By Maureen Smith
MADISON – Both keynote speakers at Fall Faith Formation Day had a message for catechists and pastoral leaders: the key to keeping the church in Mississippi vibrant is in empowering young people. Hosffman Ospino, a professor and expert in Hispanic ministry and Robert Feduccia, a national leader in youth ministry bookended a day of information, fellowship and encouragement for more than 200 catechists from across the diocese on Saturday, Aug. 25. The overarching theme for the event, organized by the Office of Faith Formation and hosted at Madison St. Joseph School, was ‘One, Holy, Catholic and Apostolic.’

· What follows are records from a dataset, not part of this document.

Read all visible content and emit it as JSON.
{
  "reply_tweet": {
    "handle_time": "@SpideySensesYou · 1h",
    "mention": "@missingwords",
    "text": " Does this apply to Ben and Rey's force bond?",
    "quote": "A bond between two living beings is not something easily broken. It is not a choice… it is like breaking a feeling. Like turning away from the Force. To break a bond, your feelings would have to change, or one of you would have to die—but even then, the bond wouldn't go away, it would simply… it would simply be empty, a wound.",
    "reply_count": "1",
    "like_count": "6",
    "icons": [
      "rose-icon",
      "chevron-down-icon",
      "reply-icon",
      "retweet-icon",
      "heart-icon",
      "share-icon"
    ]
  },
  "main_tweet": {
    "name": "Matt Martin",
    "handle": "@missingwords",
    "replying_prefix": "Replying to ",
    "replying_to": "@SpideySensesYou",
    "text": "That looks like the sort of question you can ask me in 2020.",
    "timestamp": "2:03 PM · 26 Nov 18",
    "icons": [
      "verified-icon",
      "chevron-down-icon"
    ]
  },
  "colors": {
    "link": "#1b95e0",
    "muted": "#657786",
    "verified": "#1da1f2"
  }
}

Ospino spoke in the morning, offering a history lesson about the church and immigration. He showed how the Church in America was once concentrated in the Northeast thanks to European immigrant families who came and built their cultural churches and schools to serve their communities. Today, the numbers are shifting. The church in the South and West is growing thanks to a different immigrant community, Latinos from Central and South America. Another key statistic: the age difference between these populations. Non-Hispanic, white church members have an average age of 55. Hispanics make up 43 percent of the population with an average age of 28. Youth and young adult ministry are needed to keep these young Catholics in the church.
He said the Diocese of Jackson is in a unique position because existing communities can welcome their new neighbors. “In a sense being small and having been exposed to racial diversity and more recently linguistic diversity with the arrival of Latinos and Catholics who speak other languages, is an opportunity to test ideas. Being a mission diocese as well gives you all the flexibility in the world to imagine ‘what does it mean to be an evangelizing community,’” said Ospino.
He encouraged catechists and pastors to learn some Spanish or identify a member of the Hispanic community who can interpret for them so both communities can better communicate. “It is not two Churches that are merging, it is one and the same church. It is one and the same people of God called from many places and we are called to build the church here, period. We have different journeys different ways of doing things, different languages, cultural traditions, but we are in this together,” he said.
The day closed with a talk from Robert Feduccia. The Brookhaven native has fond memories of Catholic School and parish faith formation in his hometown. He has founded a program for evangelizing teens and has dedicated his life to helping people connect to a younger population. He also spoke about the immigrant population, but warned that they should not be taken for granted.
First generation immigrants, he explained, do practice their faith with their families “… yet the longer they are here their patterns being to resemble what we are already experiencing (with teens who leave the church) so if we are not proactive then even though there is this great invigoration that’s happening from the immigrant church, they will not bring long-lasting vigor any more than the Irish or Italians or anybody else brought long-lasting vigor. There has to be some real intentionality on formation- as Pope Francis says on the ‘encounter and accompaniment’ of us with our young people regardless of ethnic background,” he said.
Between these two speakers, attendees could select from a number of breakout sessions dealing with catechetical issues such as RCIA, adult faith formation, self-care for ministers and how to use the new VIRTUS curriculum for safe environment training. Terri Collins from Jackson Holy Family attended the VIRTUS session. She said she is thrilled with the new lessons and resources. She wants to find ways to share this important information with the whole parish, not just the students and their families. “The biggest question mark for me was what can we do to educate the entire parish so everyone is looking at it (safe environment) now only when we are in the church but also when we leave and are at the mall or when our kids are going to practice and all these other things,” she said. A group of more than a dozen young adults came from Pontotoc St. Christopher to attend the day. Jorge Gonzàles said he was glad to meet other Catholics from around the state and felt challenged to do more for his parish. “I like the Surprise and Joy session (by Feduccia) because it mainly applied to the youth. I learned that the youth start to lose faith around the age of 10; this is why we need to help the youth with their faith,” he said.
By Maureen Smith